I have no suggestions for what you do with your free hour. That's up to you.
After the Break
Okay, an hour has passed so it's time to return to the kitchen and see what's happened while you were away. If all has gone according to plan, the yeast will have done its mysterious work and you will have a rather large pile of gloop, although it will look a bit less like gloop and more like dough. Yay, it worked!
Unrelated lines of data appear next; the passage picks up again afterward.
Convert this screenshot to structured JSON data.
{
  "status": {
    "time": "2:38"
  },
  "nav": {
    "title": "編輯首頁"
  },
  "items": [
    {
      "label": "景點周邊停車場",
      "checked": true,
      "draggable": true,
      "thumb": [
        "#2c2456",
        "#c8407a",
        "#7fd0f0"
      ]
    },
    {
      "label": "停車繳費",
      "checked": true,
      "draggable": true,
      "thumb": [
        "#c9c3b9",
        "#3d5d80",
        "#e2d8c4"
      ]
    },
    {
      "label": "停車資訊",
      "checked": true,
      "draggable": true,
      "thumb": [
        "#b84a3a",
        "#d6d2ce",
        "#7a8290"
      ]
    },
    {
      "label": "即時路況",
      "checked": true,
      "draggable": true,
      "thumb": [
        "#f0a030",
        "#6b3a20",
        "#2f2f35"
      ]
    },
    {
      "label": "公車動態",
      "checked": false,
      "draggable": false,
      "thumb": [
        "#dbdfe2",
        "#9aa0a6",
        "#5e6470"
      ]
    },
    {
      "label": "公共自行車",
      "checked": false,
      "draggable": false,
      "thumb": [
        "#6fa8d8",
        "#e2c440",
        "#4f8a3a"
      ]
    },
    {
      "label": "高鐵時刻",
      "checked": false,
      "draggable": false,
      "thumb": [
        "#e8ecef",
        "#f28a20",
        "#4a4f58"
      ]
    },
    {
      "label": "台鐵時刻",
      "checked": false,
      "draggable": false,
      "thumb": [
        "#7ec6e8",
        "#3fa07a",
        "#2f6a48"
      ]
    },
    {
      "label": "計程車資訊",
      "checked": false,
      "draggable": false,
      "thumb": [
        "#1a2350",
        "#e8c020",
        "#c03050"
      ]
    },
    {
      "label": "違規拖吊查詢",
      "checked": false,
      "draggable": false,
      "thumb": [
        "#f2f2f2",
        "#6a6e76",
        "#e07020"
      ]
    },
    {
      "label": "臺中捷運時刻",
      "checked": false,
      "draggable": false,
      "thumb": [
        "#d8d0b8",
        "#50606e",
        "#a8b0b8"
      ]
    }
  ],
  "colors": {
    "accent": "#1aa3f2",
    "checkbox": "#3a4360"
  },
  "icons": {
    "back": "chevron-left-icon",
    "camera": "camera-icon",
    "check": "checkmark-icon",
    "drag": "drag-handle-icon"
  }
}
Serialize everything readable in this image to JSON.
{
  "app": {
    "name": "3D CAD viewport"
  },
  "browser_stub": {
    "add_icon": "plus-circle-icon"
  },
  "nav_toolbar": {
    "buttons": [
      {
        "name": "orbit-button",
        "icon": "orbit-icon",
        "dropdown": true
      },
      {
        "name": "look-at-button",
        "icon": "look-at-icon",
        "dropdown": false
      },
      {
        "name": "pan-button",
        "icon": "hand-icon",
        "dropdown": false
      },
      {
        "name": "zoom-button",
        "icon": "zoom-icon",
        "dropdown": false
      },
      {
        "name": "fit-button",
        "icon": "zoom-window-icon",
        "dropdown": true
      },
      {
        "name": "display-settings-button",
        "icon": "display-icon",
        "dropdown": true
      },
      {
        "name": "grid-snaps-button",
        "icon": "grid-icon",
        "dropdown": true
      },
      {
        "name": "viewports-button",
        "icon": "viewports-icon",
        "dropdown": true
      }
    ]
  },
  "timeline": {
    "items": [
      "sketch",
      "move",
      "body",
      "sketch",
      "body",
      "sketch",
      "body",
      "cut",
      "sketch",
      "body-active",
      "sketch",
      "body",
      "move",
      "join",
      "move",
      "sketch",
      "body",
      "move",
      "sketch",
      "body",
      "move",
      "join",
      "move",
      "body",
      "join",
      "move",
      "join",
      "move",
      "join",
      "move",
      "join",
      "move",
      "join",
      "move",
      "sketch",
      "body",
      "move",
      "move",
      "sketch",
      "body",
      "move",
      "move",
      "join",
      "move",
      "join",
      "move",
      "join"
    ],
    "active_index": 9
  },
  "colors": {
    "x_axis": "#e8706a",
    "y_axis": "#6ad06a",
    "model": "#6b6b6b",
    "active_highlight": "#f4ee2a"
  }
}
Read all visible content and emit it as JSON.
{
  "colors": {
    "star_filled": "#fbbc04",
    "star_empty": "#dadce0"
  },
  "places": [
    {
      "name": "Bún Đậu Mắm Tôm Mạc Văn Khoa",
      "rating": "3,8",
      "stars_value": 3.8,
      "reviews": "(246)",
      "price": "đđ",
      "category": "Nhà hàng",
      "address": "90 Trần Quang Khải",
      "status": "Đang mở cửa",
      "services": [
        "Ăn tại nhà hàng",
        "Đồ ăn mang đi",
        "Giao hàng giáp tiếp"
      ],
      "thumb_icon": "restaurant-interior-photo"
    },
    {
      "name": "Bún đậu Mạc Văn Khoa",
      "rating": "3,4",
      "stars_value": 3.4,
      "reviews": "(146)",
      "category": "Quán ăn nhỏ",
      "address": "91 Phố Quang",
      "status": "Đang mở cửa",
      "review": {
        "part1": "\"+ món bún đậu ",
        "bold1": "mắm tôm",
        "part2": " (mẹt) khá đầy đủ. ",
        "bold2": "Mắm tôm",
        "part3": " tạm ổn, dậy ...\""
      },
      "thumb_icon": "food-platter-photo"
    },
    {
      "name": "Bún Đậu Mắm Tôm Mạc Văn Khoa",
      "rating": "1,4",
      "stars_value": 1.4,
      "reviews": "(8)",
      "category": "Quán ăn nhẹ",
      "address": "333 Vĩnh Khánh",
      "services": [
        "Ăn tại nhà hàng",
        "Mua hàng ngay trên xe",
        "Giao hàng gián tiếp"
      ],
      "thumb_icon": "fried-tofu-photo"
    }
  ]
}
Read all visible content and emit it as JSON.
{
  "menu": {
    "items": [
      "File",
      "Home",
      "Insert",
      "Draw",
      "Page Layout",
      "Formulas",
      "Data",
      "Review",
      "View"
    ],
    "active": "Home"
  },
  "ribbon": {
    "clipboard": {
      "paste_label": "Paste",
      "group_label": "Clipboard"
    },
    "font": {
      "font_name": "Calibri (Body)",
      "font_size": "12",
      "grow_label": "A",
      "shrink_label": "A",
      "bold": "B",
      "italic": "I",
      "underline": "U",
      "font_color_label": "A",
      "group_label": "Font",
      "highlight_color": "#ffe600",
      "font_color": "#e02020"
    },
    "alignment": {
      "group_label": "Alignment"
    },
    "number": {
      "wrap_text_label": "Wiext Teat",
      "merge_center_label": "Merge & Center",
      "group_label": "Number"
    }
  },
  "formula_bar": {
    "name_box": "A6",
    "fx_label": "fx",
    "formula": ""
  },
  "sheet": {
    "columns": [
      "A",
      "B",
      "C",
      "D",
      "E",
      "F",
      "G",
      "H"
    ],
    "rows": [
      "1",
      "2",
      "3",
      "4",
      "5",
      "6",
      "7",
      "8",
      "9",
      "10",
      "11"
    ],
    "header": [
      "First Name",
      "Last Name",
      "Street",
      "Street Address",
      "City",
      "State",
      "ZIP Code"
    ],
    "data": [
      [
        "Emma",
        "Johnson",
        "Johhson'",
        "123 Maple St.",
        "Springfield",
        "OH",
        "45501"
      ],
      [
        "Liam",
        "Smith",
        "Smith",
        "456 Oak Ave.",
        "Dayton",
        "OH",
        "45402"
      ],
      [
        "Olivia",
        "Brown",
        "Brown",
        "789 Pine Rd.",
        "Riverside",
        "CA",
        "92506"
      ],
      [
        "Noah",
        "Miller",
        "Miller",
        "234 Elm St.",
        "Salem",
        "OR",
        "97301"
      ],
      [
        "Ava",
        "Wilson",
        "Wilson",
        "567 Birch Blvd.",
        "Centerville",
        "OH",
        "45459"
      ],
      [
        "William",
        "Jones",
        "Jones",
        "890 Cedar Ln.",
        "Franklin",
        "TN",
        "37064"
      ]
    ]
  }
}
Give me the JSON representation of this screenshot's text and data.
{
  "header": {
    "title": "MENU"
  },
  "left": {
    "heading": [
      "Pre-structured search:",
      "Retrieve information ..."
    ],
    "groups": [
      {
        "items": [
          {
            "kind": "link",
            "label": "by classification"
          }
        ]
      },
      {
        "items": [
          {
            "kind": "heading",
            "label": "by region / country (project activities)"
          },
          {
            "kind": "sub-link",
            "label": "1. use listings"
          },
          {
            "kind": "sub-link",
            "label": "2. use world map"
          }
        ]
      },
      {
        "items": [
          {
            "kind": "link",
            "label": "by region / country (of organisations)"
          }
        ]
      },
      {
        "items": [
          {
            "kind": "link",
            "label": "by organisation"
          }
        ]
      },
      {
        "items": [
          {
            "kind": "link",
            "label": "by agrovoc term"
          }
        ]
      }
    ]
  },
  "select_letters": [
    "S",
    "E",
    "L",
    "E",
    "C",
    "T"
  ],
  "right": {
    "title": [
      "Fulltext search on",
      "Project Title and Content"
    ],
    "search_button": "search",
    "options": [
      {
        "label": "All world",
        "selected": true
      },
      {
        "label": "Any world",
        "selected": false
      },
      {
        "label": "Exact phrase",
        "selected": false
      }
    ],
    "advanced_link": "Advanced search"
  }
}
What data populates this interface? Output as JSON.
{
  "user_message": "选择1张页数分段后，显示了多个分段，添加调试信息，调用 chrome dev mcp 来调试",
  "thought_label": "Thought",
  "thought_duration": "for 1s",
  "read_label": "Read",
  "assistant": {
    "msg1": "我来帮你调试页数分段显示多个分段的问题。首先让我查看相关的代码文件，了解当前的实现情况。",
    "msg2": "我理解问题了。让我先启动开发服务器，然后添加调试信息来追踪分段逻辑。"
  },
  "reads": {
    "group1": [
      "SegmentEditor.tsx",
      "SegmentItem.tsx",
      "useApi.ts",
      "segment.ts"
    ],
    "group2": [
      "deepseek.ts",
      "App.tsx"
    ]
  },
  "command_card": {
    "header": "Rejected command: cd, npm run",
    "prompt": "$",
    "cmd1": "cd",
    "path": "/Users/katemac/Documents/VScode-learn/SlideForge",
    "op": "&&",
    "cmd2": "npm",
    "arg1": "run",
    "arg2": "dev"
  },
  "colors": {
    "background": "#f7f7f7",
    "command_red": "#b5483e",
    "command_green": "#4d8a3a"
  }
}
This next bit is fun. It's not really necessary, but I like it. Punch your dough! That's right - bop it right in the kisser. Not too hard though, in case you end up cracking your knuckles on the bottom of the bowl. Just a light punch to get the air out. If you're not into such violence then a poke with your wooden spoon will do. Then use your spoon to scrape the dough out onto a floured surface and pat it out into a rectangular shape, roughly the same width as the length of your loaf tin. Confused? I just mean that the length of the short side of your rectangle should be the same as the length of your tin. So that the loaf will fit when you're ready to put it in there.
Now get your softened butter and spread it all over the surface of your dough rectangle. The softer the better, otherwise it won't spread very well and you'll end up tearing the dough and getting all mad and stuff. Then, mix the sugar and cinnamon together and scatter it over the buttered dough.
Once you've scattered to your satisfaction, very carefully roll up the dough, from short side to short side, quite tightly. If you didn't butter your loaf tin during your ten-minute break, do so now. Then lovingly place your rolled up dough into the tin, cover it with your tea towel, and leave it to rise again for 15 or 20 minutes. Now would be a good time to pre-heat your oven to 180 C (160 C for fan ovens).
After the allotted time, check on your dough. If it has risen by about a third, it's ready to put in the oven. If it's still looking low, leave it a bit longer.
Once the tin is in the oven, set the timer for 45-50 minutes. The timing will depend on your oven, which is something I always warn people about. As much as they would like to be, no two ovens are the same, so after about 30 minutes have a quick look to make sure the bread's not turning to charcoal or something. The way most people (and in this case I'm like most people) check for done-ness is to turn the loaf out of the tin and tap it on the bottom. If you get a hollow sound, it's ready! Put it on a wire rack and leave it to cool. Difficult as it may be,
resist the temptation to cut yourself a slice right away, because I'm telling you now, it won't end well. It's just as good cold, so make yourself wait.
And that, my friends, is how you make a loaf of cinnamon bread!